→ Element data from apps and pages
BEGIN
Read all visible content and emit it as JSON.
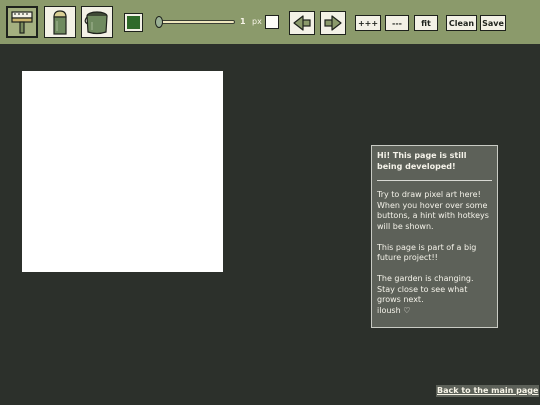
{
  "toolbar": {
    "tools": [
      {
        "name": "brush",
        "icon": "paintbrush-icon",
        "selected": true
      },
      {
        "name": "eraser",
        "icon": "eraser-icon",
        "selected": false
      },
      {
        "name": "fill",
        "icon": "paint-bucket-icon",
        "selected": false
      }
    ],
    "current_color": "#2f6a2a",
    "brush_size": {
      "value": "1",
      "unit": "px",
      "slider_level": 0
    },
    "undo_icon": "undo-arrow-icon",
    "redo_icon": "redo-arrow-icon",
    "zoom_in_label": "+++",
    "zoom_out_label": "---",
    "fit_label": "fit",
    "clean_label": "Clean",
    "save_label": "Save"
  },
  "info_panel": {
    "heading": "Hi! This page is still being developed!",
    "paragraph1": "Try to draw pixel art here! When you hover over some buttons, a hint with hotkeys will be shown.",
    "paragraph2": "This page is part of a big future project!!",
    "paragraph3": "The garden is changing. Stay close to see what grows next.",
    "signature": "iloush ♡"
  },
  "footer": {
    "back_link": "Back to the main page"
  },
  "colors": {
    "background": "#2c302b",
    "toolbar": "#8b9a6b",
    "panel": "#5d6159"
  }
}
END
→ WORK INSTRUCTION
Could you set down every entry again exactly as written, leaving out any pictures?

→ PROBLEM SOLUTION
Read all visible content and emit it as JSON.
{
  "toolbar": {
    "tools": [
      {
        "name": "brush",
        "icon": "paintbrush-icon",
        "selected": true
      },
      {
        "name": "eraser",
        "icon": "eraser-icon",
        "selected": false
      },
      {
        "name": "fill",
        "icon": "paint-bucket-icon",
        "selected": false
      }
    ],
    "current_color": "#2f6a2a",
    "brush_size": {
      "value": "1",
      "unit": "px",
      "slider_level": 0
    },
    "undo_icon": "undo-arrow-icon",
    "redo_icon": "redo-arrow-icon",
    "zoom_in_label": "+++",
    "zoom_out_label": "---",
    "fit_label": "fit",
    "clean_label": "Clean",
    "save_label": "Save"
  },
  "info_panel": {
    "heading": "Hi! This page is still being developed!",
    "paragraph1": "Try to draw pixel art here! When you hover over some buttons, a hint with hotkeys will be shown.",
    "paragraph2": "This page is part of a big future project!!",
    "paragraph3": "The garden is changing. Stay close to see what grows next.",
    "signature": "iloush ♡"
  },
  "footer": {
    "back_link": "Back to the main page"
  },
  "colors": {
    "background": "#2c302b",
    "toolbar": "#8b9a6b",
    "panel": "#5d6159"
  }
}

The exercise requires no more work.